**Exercise brief:** The listing below must be repeated word for word, with its images excluded.

**Record extracts:**
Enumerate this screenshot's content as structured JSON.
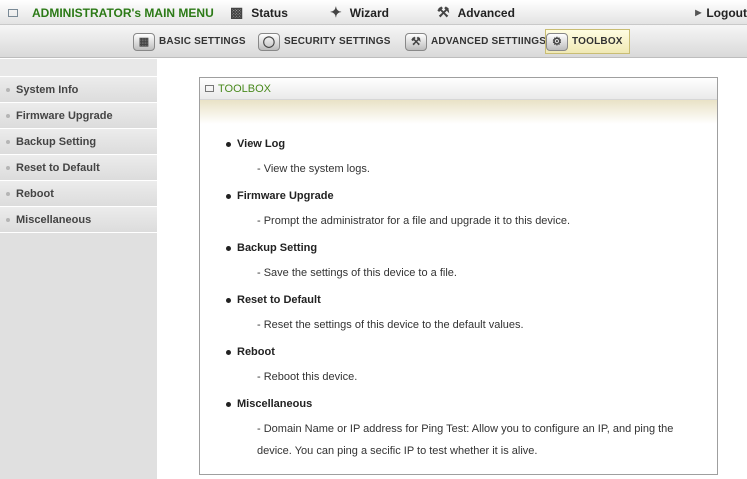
{
  "topbar": {
    "menu_title": "ADMINISTRATOR's MAIN MENU",
    "status": "Status",
    "wizard": "Wizard",
    "advanced": "Advanced",
    "logout": "Logout"
  },
  "tabs": [
    {
      "label": "BASIC SETTINGS",
      "icon": "basic-settings-icon"
    },
    {
      "label": "SECURITY SETTINGS",
      "icon": "security-settings-icon"
    },
    {
      "label": "ADVANCED SETTIINGS",
      "icon": "advanced-settings-icon"
    },
    {
      "label": "TOOLBOX",
      "icon": "toolbox-icon",
      "active": true
    }
  ],
  "sidebar": {
    "items": [
      {
        "label": "System Info"
      },
      {
        "label": "Firmware Upgrade"
      },
      {
        "label": "Backup Setting"
      },
      {
        "label": "Reset to Default"
      },
      {
        "label": "Reboot"
      },
      {
        "label": "Miscellaneous"
      }
    ]
  },
  "panel": {
    "title": "TOOLBOX",
    "entries": [
      {
        "title": "View Log",
        "desc": "- View the system logs."
      },
      {
        "title": "Firmware Upgrade",
        "desc": "- Prompt the administrator for a file and upgrade it to this device."
      },
      {
        "title": "Backup Setting",
        "desc": "- Save the settings of this device to a file."
      },
      {
        "title": "Reset to Default",
        "desc": "- Reset the settings of this device to the default values."
      },
      {
        "title": "Reboot",
        "desc": "- Reboot this device."
      },
      {
        "title": "Miscellaneous",
        "desc": "- Domain Name or IP address for Ping Test: Allow you to configure an IP, and ping the device. You can ping a secific IP to test whether it is alive."
      }
    ]
  },
  "colors": {
    "menu_title": "#2c7a17",
    "panel_title": "#4a8a1e",
    "sidebar_bg": "#e0e0e0",
    "active_tab_bg": "#f0e9b4"
  }
}
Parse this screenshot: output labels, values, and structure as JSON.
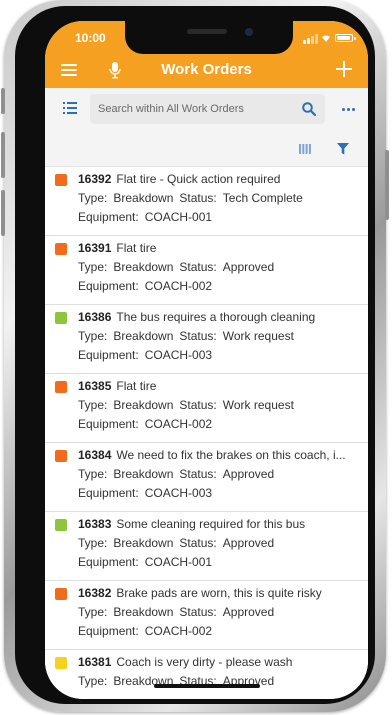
{
  "status_bar": {
    "time": "10:00"
  },
  "app_bar": {
    "title": "Work Orders",
    "menu_icon": "hamburger-menu-icon",
    "mic_icon": "microphone-icon",
    "add_icon": "plus-icon",
    "color": "#f5a020"
  },
  "search": {
    "placeholder": "Search within All Work Orders",
    "value": ""
  },
  "labels": {
    "type": "Type:",
    "status": "Status:",
    "equipment": "Equipment:"
  },
  "status_colors": {
    "orange": "#f26b1d",
    "green": "#8cc63f",
    "yellow": "#f7d21a"
  },
  "work_orders": [
    {
      "id": "16392",
      "title": "Flat tire - Quick action required",
      "type": "Breakdown",
      "status": "Tech Complete",
      "equipment": "COACH-001",
      "color": "orange"
    },
    {
      "id": "16391",
      "title": "Flat tire",
      "type": "Breakdown",
      "status": "Approved",
      "equipment": "COACH-002",
      "color": "orange"
    },
    {
      "id": "16386",
      "title": "The bus requires a thorough cleaning",
      "type": "Breakdown",
      "status": "Work request",
      "equipment": "COACH-003",
      "color": "green"
    },
    {
      "id": "16385",
      "title": "Flat tire",
      "type": "Breakdown",
      "status": "Work request",
      "equipment": "COACH-002",
      "color": "orange"
    },
    {
      "id": "16384",
      "title": "We need to fix the brakes on this coach, i...",
      "type": "Breakdown",
      "status": "Approved",
      "equipment": "COACH-003",
      "color": "orange"
    },
    {
      "id": "16383",
      "title": "Some cleaning required for this bus",
      "type": "Breakdown",
      "status": "Approved",
      "equipment": "COACH-001",
      "color": "green"
    },
    {
      "id": "16382",
      "title": "Brake pads are worn, this is quite risky",
      "type": "Breakdown",
      "status": "Approved",
      "equipment": "COACH-002",
      "color": "orange"
    },
    {
      "id": "16381",
      "title": "Coach is very dirty - please wash",
      "type": "Breakdown",
      "status": "Approved",
      "equipment": "",
      "color": "yellow"
    }
  ]
}
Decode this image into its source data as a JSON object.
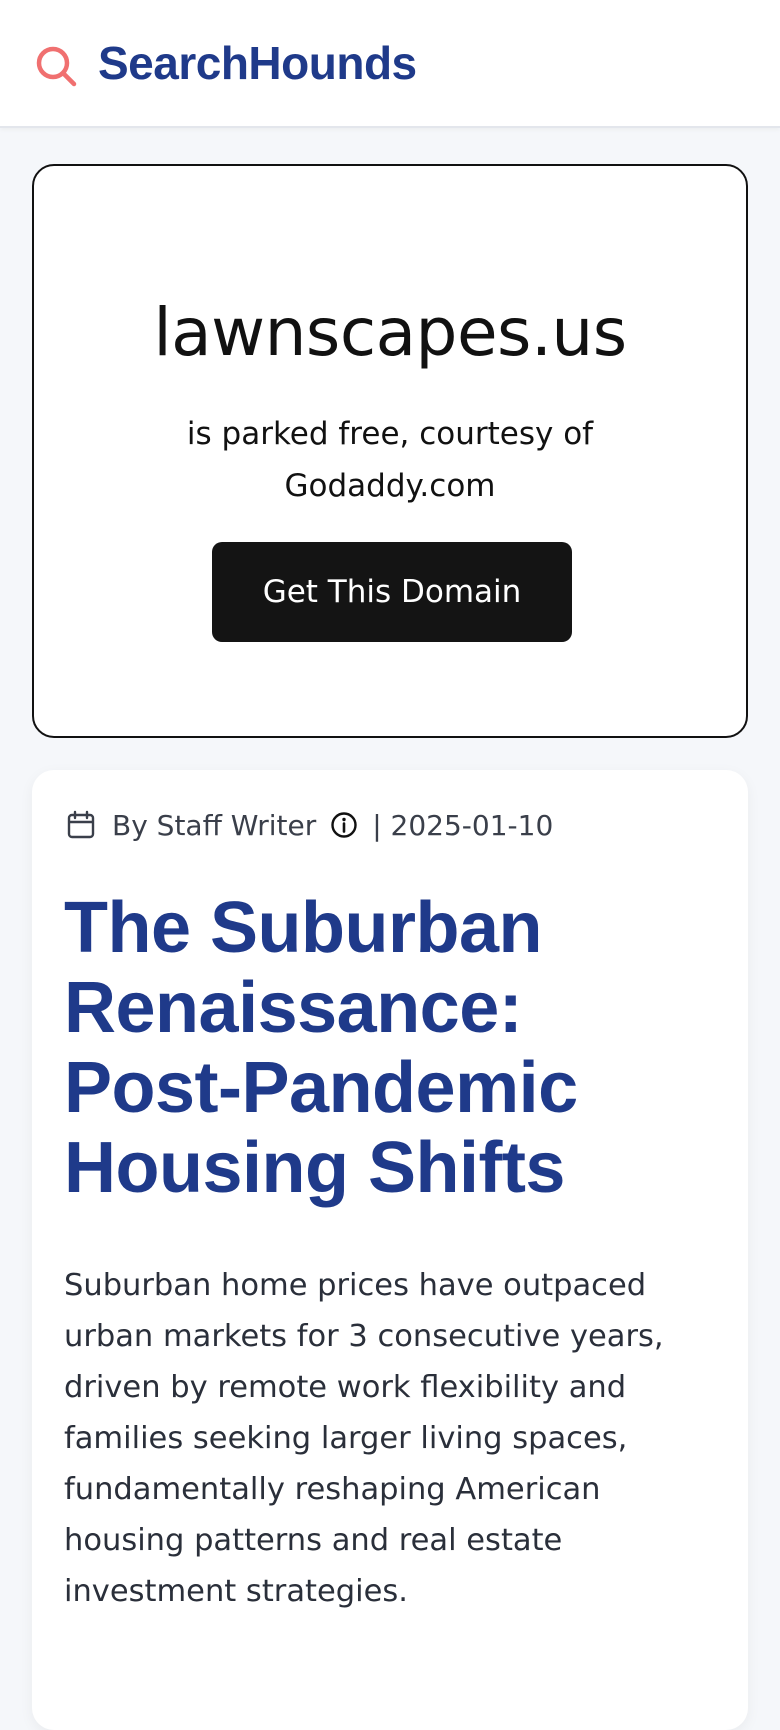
{
  "header": {
    "brand": "SearchHounds",
    "logo_icon": "search-icon",
    "logo_color": "#f07070",
    "brand_color": "#1f3a8a"
  },
  "parking": {
    "domain": "lawnscapes.us",
    "message": "is parked free, courtesy of Godaddy.com",
    "button_label": "Get This Domain"
  },
  "article": {
    "author": "By Staff Writer",
    "date": "| 2025-01-10",
    "title": "The Suburban Renaissance: Post-Pandemic Housing Shifts",
    "body": "Suburban home prices have outpaced urban markets for 3 consecutive years, driven by remote work flexibility and families seeking larger living spaces, fundamentally reshaping American housing patterns and real estate investment strategies."
  }
}
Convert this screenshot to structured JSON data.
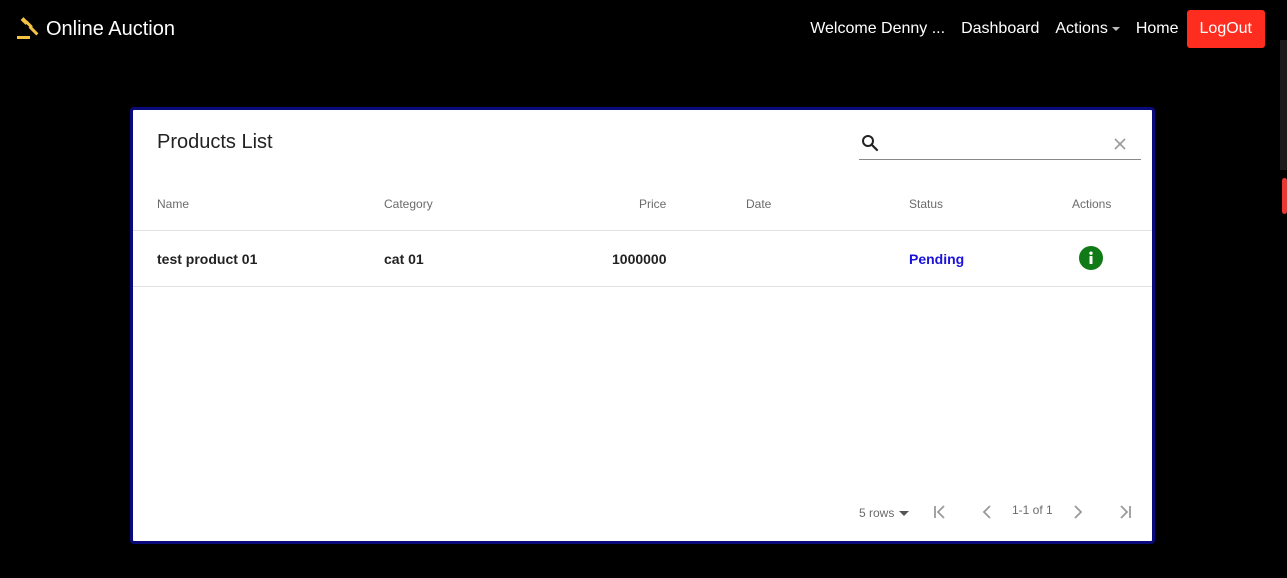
{
  "navbar": {
    "brand": "Online Auction",
    "welcome": "Welcome Denny ...",
    "dashboard": "Dashboard",
    "actions": "Actions",
    "home": "Home",
    "logout": "LogOut"
  },
  "colors": {
    "brand_icon": "#f5c341",
    "logout_bg": "#ff2d20",
    "card_border": "#0a0a7a",
    "status_pending": "#1a12d8",
    "info_icon_bg": "#0f7a16"
  },
  "products": {
    "title": "Products List",
    "search": {
      "value": "",
      "placeholder": ""
    },
    "columns": [
      "Name",
      "Category",
      "Price",
      "Date",
      "Status",
      "Actions"
    ],
    "rows": [
      {
        "name": "test product 01",
        "category": "cat 01",
        "price": "1000000",
        "date": "",
        "status": "Pending",
        "action_icon": "info-icon"
      }
    ],
    "pagination": {
      "rows_per_page": "5 rows",
      "range": "1-1 of 1"
    }
  }
}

**Exercise solution:**
Enumerate this screenshot's content as structured JSON.
{
  "topbar": {
    "menu_title": "ADMINISTRATOR's MAIN MENU",
    "status": "Status",
    "wizard": "Wizard",
    "advanced": "Advanced",
    "logout": "Logout"
  },
  "tabs": [
    {
      "label": "BASIC SETTINGS",
      "icon": "basic-settings-icon"
    },
    {
      "label": "SECURITY SETTINGS",
      "icon": "security-settings-icon"
    },
    {
      "label": "ADVANCED SETTIINGS",
      "icon": "advanced-settings-icon"
    },
    {
      "label": "TOOLBOX",
      "icon": "toolbox-icon",
      "active": true
    }
  ],
  "sidebar": {
    "items": [
      {
        "label": "System Info"
      },
      {
        "label": "Firmware Upgrade"
      },
      {
        "label": "Backup Setting"
      },
      {
        "label": "Reset to Default"
      },
      {
        "label": "Reboot"
      },
      {
        "label": "Miscellaneous"
      }
    ]
  },
  "panel": {
    "title": "TOOLBOX",
    "entries": [
      {
        "title": "View Log",
        "desc": "- View the system logs."
      },
      {
        "title": "Firmware Upgrade",
        "desc": "- Prompt the administrator for a file and upgrade it to this device."
      },
      {
        "title": "Backup Setting",
        "desc": "- Save the settings of this device to a file."
      },
      {
        "title": "Reset to Default",
        "desc": "- Reset the settings of this device to the default values."
      },
      {
        "title": "Reboot",
        "desc": "- Reboot this device."
      },
      {
        "title": "Miscellaneous",
        "desc": "- Domain Name or IP address for Ping Test: Allow you to configure an IP, and ping the device. You can ping a secific IP to test whether it is alive."
      }
    ]
  },
  "colors": {
    "menu_title": "#2c7a17",
    "panel_title": "#4a8a1e",
    "sidebar_bg": "#e0e0e0",
    "active_tab_bg": "#f0e9b4"
  }
}
Parse this screenshot: output labels, values, and structure as JSON.
{
  "status_bar": {
    "time": "10:00"
  },
  "app_bar": {
    "title": "Work Orders",
    "menu_icon": "hamburger-menu-icon",
    "mic_icon": "microphone-icon",
    "add_icon": "plus-icon",
    "color": "#f5a020"
  },
  "search": {
    "placeholder": "Search within All Work Orders",
    "value": ""
  },
  "labels": {
    "type": "Type:",
    "status": "Status:",
    "equipment": "Equipment:"
  },
  "status_colors": {
    "orange": "#f26b1d",
    "green": "#8cc63f",
    "yellow": "#f7d21a"
  },
  "work_orders": [
    {
      "id": "16392",
      "title": "Flat tire - Quick action required",
      "type": "Breakdown",
      "status": "Tech Complete",
      "equipment": "COACH-001",
      "color": "orange"
    },
    {
      "id": "16391",
      "title": "Flat tire",
      "type": "Breakdown",
      "status": "Approved",
      "equipment": "COACH-002",
      "color": "orange"
    },
    {
      "id": "16386",
      "title": "The bus requires a thorough cleaning",
      "type": "Breakdown",
      "status": "Work request",
      "equipment": "COACH-003",
      "color": "green"
    },
    {
      "id": "16385",
      "title": "Flat tire",
      "type": "Breakdown",
      "status": "Work request",
      "equipment": "COACH-002",
      "color": "orange"
    },
    {
      "id": "16384",
      "title": "We need to fix the brakes on this coach, i...",
      "type": "Breakdown",
      "status": "Approved",
      "equipment": "COACH-003",
      "color": "orange"
    },
    {
      "id": "16383",
      "title": "Some cleaning required for this bus",
      "type": "Breakdown",
      "status": "Approved",
      "equipment": "COACH-001",
      "color": "green"
    },
    {
      "id": "16382",
      "title": "Brake pads are worn, this is quite risky",
      "type": "Breakdown",
      "status": "Approved",
      "equipment": "COACH-002",
      "color": "orange"
    },
    {
      "id": "16381",
      "title": "Coach is very dirty - please wash",
      "type": "Breakdown",
      "status": "Approved",
      "equipment": "",
      "color": "yellow"
    }
  ]
}
Decode this image into its source data as a JSON object.
{
  "header": {
    "brand": "SearchHounds",
    "logo_icon": "search-icon",
    "logo_color": "#f07070",
    "brand_color": "#1f3a8a"
  },
  "parking": {
    "domain": "lawnscapes.us",
    "message": "is parked free, courtesy of Godaddy.com",
    "button_label": "Get This Domain"
  },
  "article": {
    "author": "By Staff Writer",
    "date": "| 2025-01-10",
    "title": "The Suburban Renaissance: Post-Pandemic Housing Shifts",
    "body": "Suburban home prices have outpaced urban markets for 3 consecutive years, driven by remote work flexibility and families seeking larger living spaces, fundamentally reshaping American housing patterns and real estate investment strategies."
  }
}
Convert this screenshot to structured JSON data.
{
  "navbar": {
    "brand": "Online Auction",
    "welcome": "Welcome Denny ...",
    "dashboard": "Dashboard",
    "actions": "Actions",
    "home": "Home",
    "logout": "LogOut"
  },
  "colors": {
    "brand_icon": "#f5c341",
    "logout_bg": "#ff2d20",
    "card_border": "#0a0a7a",
    "status_pending": "#1a12d8",
    "info_icon_bg": "#0f7a16"
  },
  "products": {
    "title": "Products List",
    "search": {
      "value": "",
      "placeholder": ""
    },
    "columns": [
      "Name",
      "Category",
      "Price",
      "Date",
      "Status",
      "Actions"
    ],
    "rows": [
      {
        "name": "test product 01",
        "category": "cat 01",
        "price": "1000000",
        "date": "",
        "status": "Pending",
        "action_icon": "info-icon"
      }
    ],
    "pagination": {
      "rows_per_page": "5 rows",
      "range": "1-1 of 1"
    }
  }
}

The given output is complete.